Howe explained that Vogau "had a fine gift for getting into trouble. His eye for social and moral fissures led him to themes of danger. As a man, he seems to have been rather timorous, again and again recanting the 'heresies' that his imagination could not resist.… Whereas the Bolsheviks saw Russia through the prism of revolution, …[Vogau] saw the Revolution through the prism of Russian history." Vogau's success, then, led him into struggles with the Soviet government; Howe later explained: "Not in command of a coherent ideology, [he] exposed himself guilelessly to the ideologies swirling across Russia in the years before Stalin shut everything down."

Following Vogau's success in the early 1920s, he wrote prolifically in the complicated, literate style Soviets dubbed "Pilnyakism." Evelyn Bristol, in the Encyclopedia of World Literature, described this approach: "The complex and unconventional style …features the liberal use of such devices as the frame story, the flashback, enigmatic narrative transitions, lyrical digressions, leitmotifs, symbols, insertions of documents, dialectical renderings, wordplay, and typographical peculiarities." This complex style, filled with chaotic shifts, further angered the Soviets, who insisted that Vogau describe Russia in a more synthesized, orderly fashion. Only by representing Russian life more coherently, moving toward the happy conclusion of Communism, could Vogau continue his art.

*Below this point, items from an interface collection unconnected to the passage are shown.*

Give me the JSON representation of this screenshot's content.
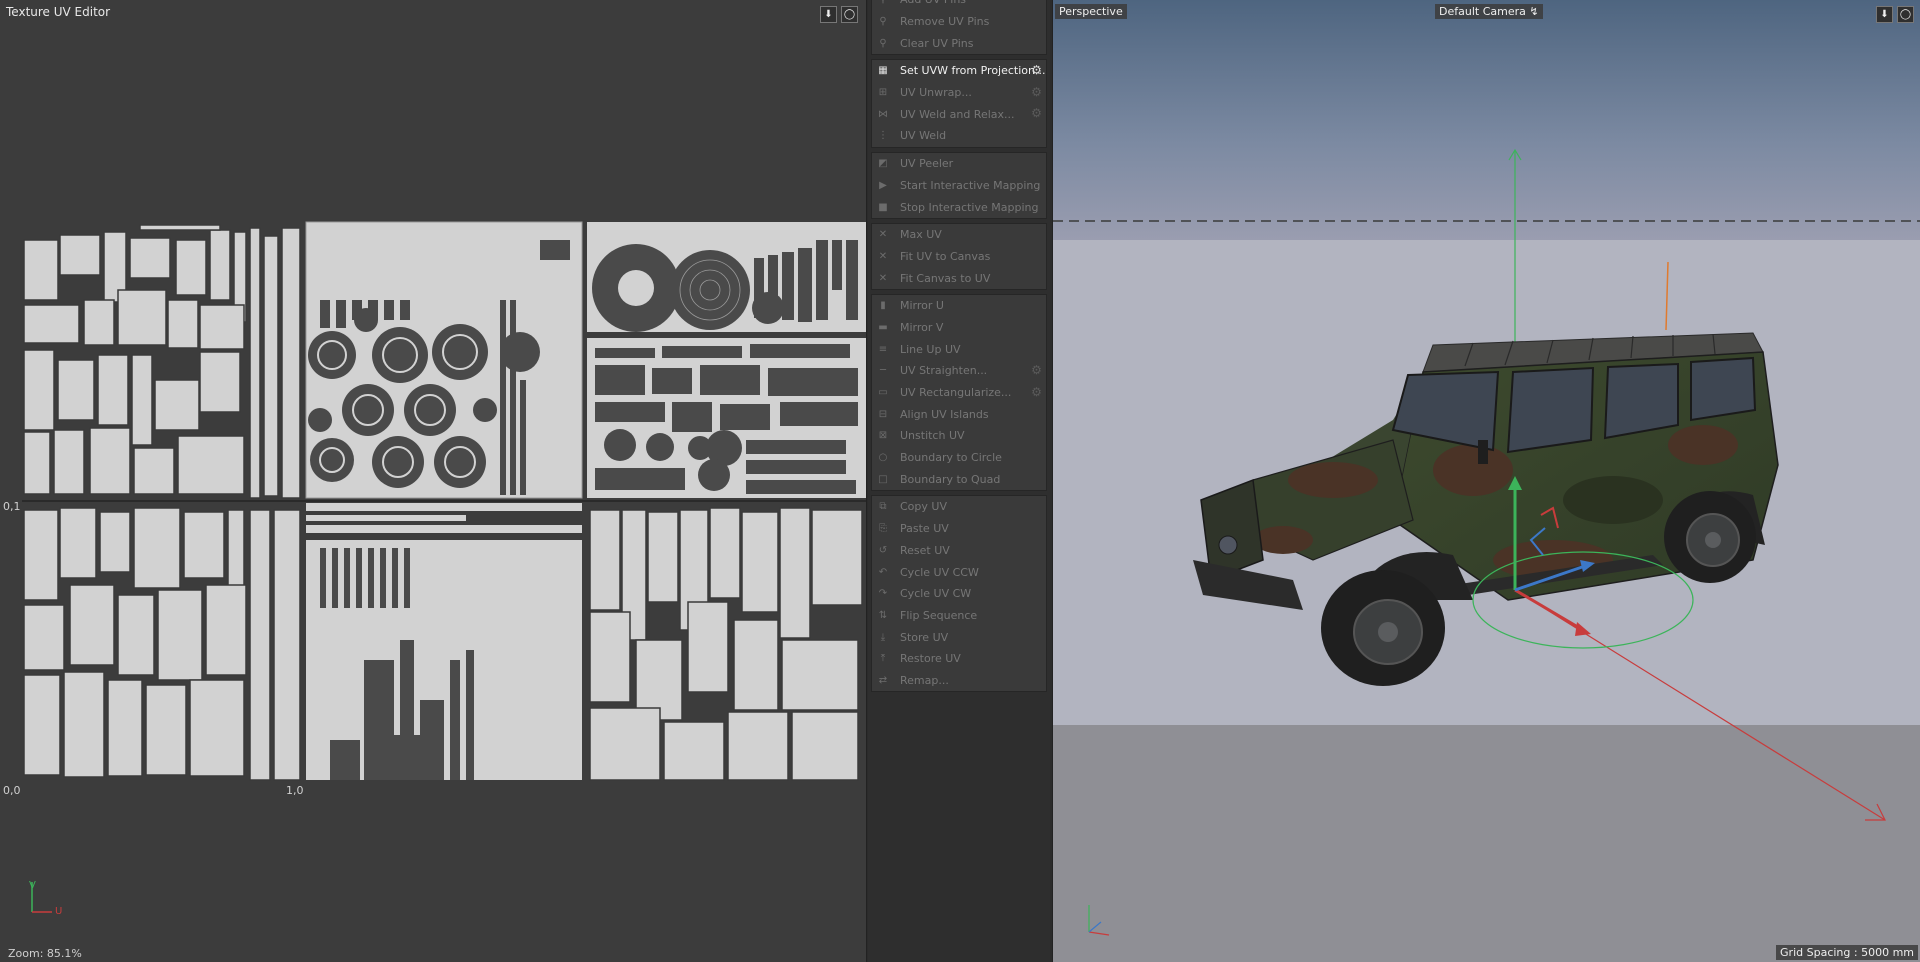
{
  "uv_editor": {
    "title": "Texture UV Editor",
    "label_v1": "0,1",
    "label_origin": "0,0",
    "label_u1": "1,0",
    "zoom": "Zoom: 85.1%",
    "axis_v": "V",
    "axis_u": "U",
    "header_icons": [
      "pin-icon",
      "refresh-icon"
    ]
  },
  "menu": {
    "groups": [
      {
        "items": [
          {
            "label": "Add UV Pins",
            "icon": "pin-icon",
            "active": false
          },
          {
            "label": "Remove UV Pins",
            "icon": "pin-remove-icon",
            "active": false
          },
          {
            "label": "Clear UV Pins",
            "icon": "pin-clear-icon",
            "active": false
          }
        ]
      },
      {
        "items": [
          {
            "label": "Set UVW from Projection...",
            "icon": "checker-icon",
            "active": true,
            "gear": true
          },
          {
            "label": "UV Unwrap...",
            "icon": "unwrap-icon",
            "active": false,
            "gear": true
          },
          {
            "label": "UV Weld and Relax...",
            "icon": "weld-relax-icon",
            "active": false,
            "gear": true
          },
          {
            "label": "UV Weld",
            "icon": "weld-icon",
            "active": false
          }
        ]
      },
      {
        "items": [
          {
            "label": "UV Peeler",
            "icon": "peeler-icon",
            "active": false
          },
          {
            "label": "Start Interactive Mapping",
            "icon": "interactive-start-icon",
            "active": false
          },
          {
            "label": "Stop Interactive Mapping",
            "icon": "interactive-stop-icon",
            "active": false
          }
        ]
      },
      {
        "items": [
          {
            "label": "Max UV",
            "icon": "max-uv-icon",
            "active": false
          },
          {
            "label": "Fit UV to Canvas",
            "icon": "fit-uv-icon",
            "active": false
          },
          {
            "label": "Fit Canvas to UV",
            "icon": "fit-canvas-icon",
            "active": false
          }
        ]
      },
      {
        "items": [
          {
            "label": "Mirror U",
            "icon": "mirror-u-icon",
            "active": false
          },
          {
            "label": "Mirror V",
            "icon": "mirror-v-icon",
            "active": false
          },
          {
            "label": "Line Up UV",
            "icon": "line-up-icon",
            "active": false
          },
          {
            "label": "UV Straighten...",
            "icon": "straighten-icon",
            "active": false,
            "gear": true
          },
          {
            "label": "UV Rectangularize...",
            "icon": "rectangularize-icon",
            "active": false,
            "gear": true
          },
          {
            "label": "Align UV Islands",
            "icon": "align-icon",
            "active": false
          },
          {
            "label": "Unstitch UV",
            "icon": "unstitch-icon",
            "active": false
          },
          {
            "label": "Boundary to Circle",
            "icon": "circle-icon",
            "active": false
          },
          {
            "label": "Boundary to Quad",
            "icon": "quad-icon",
            "active": false
          }
        ]
      },
      {
        "items": [
          {
            "label": "Copy UV",
            "icon": "copy-icon",
            "active": false
          },
          {
            "label": "Paste UV",
            "icon": "paste-icon",
            "active": false
          },
          {
            "label": "Reset UV",
            "icon": "reset-icon",
            "active": false
          },
          {
            "label": "Cycle UV CCW",
            "icon": "ccw-icon",
            "active": false
          },
          {
            "label": "Cycle UV CW",
            "icon": "cw-icon",
            "active": false
          },
          {
            "label": "Flip Sequence",
            "icon": "flip-icon",
            "active": false
          },
          {
            "label": "Store UV",
            "icon": "store-icon",
            "active": false
          },
          {
            "label": "Restore UV",
            "icon": "restore-icon",
            "active": false
          },
          {
            "label": "Remap...",
            "icon": "remap-icon",
            "active": false
          }
        ]
      }
    ]
  },
  "viewport": {
    "view_name": "Perspective",
    "camera": "Default Camera",
    "grid_spacing": "Grid Spacing : 5000 mm",
    "header_icons": [
      "pin-icon",
      "refresh-icon"
    ]
  },
  "colors": {
    "panel_bg": "#3c3c3c",
    "uv_fill": "#d2d2d2",
    "axis_x": "#c83c3c",
    "axis_y": "#3cb45a",
    "axis_z": "#3c78c8",
    "camo_green": "#3d4a2e",
    "camo_brown": "#4a3326"
  }
}
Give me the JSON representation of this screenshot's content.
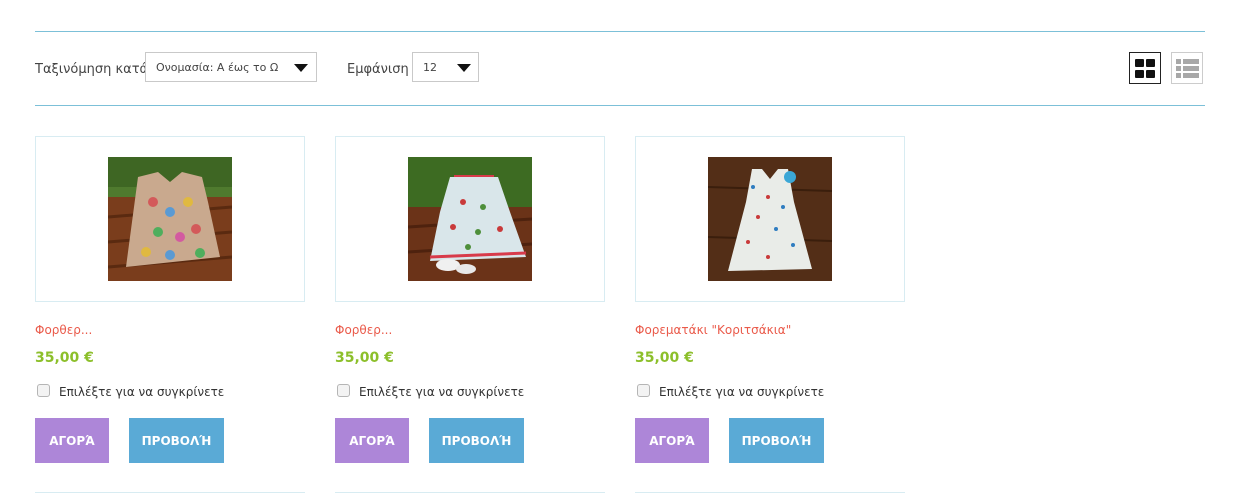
{
  "toolbar": {
    "sort_label": "Ταξινόμηση κατά",
    "sort_value": "Ονομασία: Α έως το Ω",
    "show_label": "Εμφάνιση",
    "show_value": "12"
  },
  "colors": {
    "divider": "#7cc0d8",
    "product_name": "#ea5a4a",
    "price": "#8cbf2a",
    "buy_button": "#ad86d8",
    "view_button": "#5aaad6"
  },
  "icons": [
    "grid-view-icon",
    "list-view-icon",
    "chevron-down-icon"
  ],
  "products": [
    {
      "name": "Φορθερ...",
      "price": "35,00 €",
      "compare_label": "Επιλέξτε για να συγκρίνετε",
      "buy_label": "ΑΓΟΡΆ",
      "view_label": "ΠΡΟΒΟΛΉ"
    },
    {
      "name": "Φορθερ...",
      "price": "35,00 €",
      "compare_label": "Επιλέξτε για να συγκρίνετε",
      "buy_label": "ΑΓΟΡΆ",
      "view_label": "ΠΡΟΒΟΛΉ"
    },
    {
      "name": "Φορεματάκι \"Κοριτσάκια\"",
      "price": "35,00 €",
      "compare_label": "Επιλέξτε για να συγκρίνετε",
      "buy_label": "ΑΓΟΡΆ",
      "view_label": "ΠΡΟΒΟΛΉ"
    }
  ]
}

Vogau continued to write in his own way, however, and his writing increasingly angered authorities. In the title story of Povest' nepogashennoi luny (1927, "Tale of the Unextinguished Moon"), Vogau writes about a military leader who undergoes surgery for the Party and dies in the process. Falchikov explained: "The conflict between science and nature is an important theme in this story, but most critics detected a thinly fictionalized account of the circumstances surrounding the death of army commander M. F. Frunze, widely rumoured to be the Stalin regime's first 'medical murder.'" Howe remarked, incredulously: "'The Unbending Man' [the politician of Vogau's story], clearly a facsimile of Stalin, is shown as a heartless, paranoid dictator, while the simple, decent victim, Gavrilov, bears a close resemblance to Frunze. How [Vogau] …, who by then had already experienced the bitterness of political gang-ups, could have permitted himself to write this story, and how [the journal] Novy Mir could have risked printing it, I do not understand." Vogau quickly recanted, calling the story "the grossest of errors," but his fate with the regime was sealed.

When Beatrice Scott translated Tale of the Unextinguished into English in 1967, Americans enjoyed Vogau's boldness. J. K. Davidson, writing in the New York Times Book Review, commented: Vogau "is a masterly stylist" who "describes society at the moment when it has no system and is uncertain of its values.…his stories are somber, not melancholic; but they have the effect of creating in us an almost unbearable melancholy at the thought of what upheaval meant 50 years ago in Russia and what it would mean again, in another time, in another place." Howe, reviewing the translation for Harper's, wrote: "Though a literary modernist, [Vogau] …also had something in him of the ancient tribal bard. He was a marvelous storyteller, a spellbinder, an enchanted rhetorician.…Some of his stories are simply magnificent." The reviewer went on to note that the title story "is one of the most terrifying pieces ever written in the Soviet Union." Stalin arrested Vogau during the purges in 1937, after the author has published more of his work abroad. Accused of "anti-Soviet activities," Vogau was taken into the Soviet work camps; some believe he was assassinated in 1938, though some sources claim he died after several years in the camps.

Perhaps most disturbing about Vogau's turbulent career—and ultimate martyrdom—-is that his complicated, chaotic, allusive writing style reflected his supposed political stance. Vogau's writing not only exposed political crimes, but also linguistically evoked the experience of political displacement. His crime—or virtue—was in what he allowed others to feel.



Encyclopedia of World Literature in the Twentieth Century, St. James Press (Detroit, MI), 1999.

Reference Guide to World Literature, St. James Press (Detroit, MI), 1995.*